Government-run Air Control Dangerous

The deregulated, private, competitive U.S. airlines are the envy of the world when it comes to safety, state-of-the-art technology and affordability. But the government-run U.S. air traffic control system is in a shambles, relying on quarter-century old computer equipment and suffering major personnel problems.

Air traffic control computers are long overdue for replacement, some being more than twenty-five years old. Some are so old that replacement parts are unavailable. Despite this, the Federal Aviation Administration is cutting back on its maintenance budget, eliminating training and cutting back on hiring.

In some centers, half the technicians are eligible to retire. Because of planned reductions in benefits, many will retire in the next year or two.

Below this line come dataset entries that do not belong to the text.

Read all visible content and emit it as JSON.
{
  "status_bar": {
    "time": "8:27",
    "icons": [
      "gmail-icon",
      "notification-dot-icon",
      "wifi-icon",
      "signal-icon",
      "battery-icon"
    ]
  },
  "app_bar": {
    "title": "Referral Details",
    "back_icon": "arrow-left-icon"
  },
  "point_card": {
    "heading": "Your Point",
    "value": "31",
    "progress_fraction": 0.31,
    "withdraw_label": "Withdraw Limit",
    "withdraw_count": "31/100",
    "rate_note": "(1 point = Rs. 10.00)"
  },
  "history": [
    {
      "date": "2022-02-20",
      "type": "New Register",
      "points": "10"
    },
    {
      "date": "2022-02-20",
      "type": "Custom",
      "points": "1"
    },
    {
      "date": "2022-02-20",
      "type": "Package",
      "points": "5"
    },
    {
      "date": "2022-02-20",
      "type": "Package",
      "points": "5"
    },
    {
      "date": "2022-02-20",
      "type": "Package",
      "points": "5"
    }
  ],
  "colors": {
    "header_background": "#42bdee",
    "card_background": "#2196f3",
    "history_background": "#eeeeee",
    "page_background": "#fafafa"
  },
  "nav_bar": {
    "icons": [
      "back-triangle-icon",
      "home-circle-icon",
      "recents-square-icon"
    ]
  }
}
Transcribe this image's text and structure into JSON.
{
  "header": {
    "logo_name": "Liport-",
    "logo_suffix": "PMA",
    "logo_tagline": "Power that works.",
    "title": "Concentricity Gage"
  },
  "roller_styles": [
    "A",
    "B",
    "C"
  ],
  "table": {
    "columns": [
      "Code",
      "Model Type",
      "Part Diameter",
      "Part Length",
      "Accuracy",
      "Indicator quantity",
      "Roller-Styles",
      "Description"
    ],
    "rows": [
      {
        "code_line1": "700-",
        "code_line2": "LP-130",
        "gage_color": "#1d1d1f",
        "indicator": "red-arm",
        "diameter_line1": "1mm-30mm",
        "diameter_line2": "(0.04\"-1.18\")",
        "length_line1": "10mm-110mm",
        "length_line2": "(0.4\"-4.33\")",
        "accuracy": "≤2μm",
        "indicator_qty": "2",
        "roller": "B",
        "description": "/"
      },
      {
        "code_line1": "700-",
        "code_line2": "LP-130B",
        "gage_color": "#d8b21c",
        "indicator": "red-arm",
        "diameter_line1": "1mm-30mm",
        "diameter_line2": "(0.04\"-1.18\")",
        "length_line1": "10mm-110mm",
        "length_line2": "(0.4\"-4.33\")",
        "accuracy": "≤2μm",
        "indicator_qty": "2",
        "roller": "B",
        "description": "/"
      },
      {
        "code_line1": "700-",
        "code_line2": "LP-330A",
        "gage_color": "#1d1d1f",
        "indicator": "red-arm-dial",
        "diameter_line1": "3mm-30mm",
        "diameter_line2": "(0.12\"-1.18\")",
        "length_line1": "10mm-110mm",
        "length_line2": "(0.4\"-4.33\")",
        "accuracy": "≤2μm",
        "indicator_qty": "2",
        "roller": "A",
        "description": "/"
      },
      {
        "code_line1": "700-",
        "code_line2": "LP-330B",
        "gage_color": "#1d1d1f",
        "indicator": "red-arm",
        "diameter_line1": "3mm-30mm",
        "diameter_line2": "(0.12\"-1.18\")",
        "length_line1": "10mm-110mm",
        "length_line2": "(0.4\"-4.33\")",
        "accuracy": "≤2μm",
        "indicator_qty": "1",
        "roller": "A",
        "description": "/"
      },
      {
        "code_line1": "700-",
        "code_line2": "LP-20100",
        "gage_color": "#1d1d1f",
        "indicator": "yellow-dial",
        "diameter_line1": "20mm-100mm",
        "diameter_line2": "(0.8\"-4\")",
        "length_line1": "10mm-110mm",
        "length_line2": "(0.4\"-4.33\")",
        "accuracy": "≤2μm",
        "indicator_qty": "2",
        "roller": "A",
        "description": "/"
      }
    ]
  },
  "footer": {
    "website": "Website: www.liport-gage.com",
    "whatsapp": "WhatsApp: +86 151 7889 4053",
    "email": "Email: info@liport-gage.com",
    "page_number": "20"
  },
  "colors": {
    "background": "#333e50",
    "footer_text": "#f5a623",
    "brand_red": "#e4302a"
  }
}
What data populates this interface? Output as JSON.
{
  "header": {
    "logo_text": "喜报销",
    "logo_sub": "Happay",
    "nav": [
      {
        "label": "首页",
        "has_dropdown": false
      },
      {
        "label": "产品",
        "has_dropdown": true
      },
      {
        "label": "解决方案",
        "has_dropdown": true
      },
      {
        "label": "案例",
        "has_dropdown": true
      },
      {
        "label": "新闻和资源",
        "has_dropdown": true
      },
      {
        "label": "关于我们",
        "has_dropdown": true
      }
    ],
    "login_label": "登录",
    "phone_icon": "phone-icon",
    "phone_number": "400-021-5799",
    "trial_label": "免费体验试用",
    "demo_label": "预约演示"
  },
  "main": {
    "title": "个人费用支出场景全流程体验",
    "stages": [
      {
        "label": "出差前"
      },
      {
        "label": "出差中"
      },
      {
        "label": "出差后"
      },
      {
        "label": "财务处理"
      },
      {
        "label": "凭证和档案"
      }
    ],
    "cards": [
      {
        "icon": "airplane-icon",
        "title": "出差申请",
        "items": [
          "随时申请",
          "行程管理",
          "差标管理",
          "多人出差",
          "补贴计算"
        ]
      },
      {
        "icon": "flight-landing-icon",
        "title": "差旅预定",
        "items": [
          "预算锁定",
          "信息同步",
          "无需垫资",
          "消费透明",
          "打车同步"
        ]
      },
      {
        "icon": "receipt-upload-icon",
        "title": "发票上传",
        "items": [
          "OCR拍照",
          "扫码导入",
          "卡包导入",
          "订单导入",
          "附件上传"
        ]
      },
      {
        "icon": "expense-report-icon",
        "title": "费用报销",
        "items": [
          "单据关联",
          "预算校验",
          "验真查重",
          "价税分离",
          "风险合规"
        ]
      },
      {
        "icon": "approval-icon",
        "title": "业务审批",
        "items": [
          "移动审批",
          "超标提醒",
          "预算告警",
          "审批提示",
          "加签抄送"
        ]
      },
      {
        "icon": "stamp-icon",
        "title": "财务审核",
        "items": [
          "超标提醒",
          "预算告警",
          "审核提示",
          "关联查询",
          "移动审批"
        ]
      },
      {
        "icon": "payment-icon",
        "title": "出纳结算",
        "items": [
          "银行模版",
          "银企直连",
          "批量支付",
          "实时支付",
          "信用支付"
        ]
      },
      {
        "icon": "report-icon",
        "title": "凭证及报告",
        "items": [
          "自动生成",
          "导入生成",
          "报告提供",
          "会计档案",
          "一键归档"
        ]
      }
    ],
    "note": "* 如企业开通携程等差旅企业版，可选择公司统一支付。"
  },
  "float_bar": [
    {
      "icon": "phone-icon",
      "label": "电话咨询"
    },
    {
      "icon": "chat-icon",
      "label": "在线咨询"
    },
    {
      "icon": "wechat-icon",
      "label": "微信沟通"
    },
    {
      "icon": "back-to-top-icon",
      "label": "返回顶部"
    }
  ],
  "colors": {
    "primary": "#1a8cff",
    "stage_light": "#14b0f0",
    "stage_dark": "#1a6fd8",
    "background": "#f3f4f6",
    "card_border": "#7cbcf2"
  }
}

Air traffic control centers have experienced major trouble relating to their computer and personnel problems. Although the problems have not yet caused a crash, they have caused delays costing millions of dollars. The FAA counted eleven failures between September 1994 and August 1995.

On-board collision-avoidance systems were the only savior of two American Airlines passenger planes led by faulty controller information towards a head-on collision.

Other problems have included "ghost targets" (planes that exist only on air traffic control screens), real planes that don't show up on screen and frequent flickers.

Government is simply not an efficient producer of consumer products, whether food, health care or air traffic control. U.S. air traffic control will be the envy of the world when it is run by U.S. businesses and not the U.S. government.

Source: Aug. 20, 1995, New York Times article.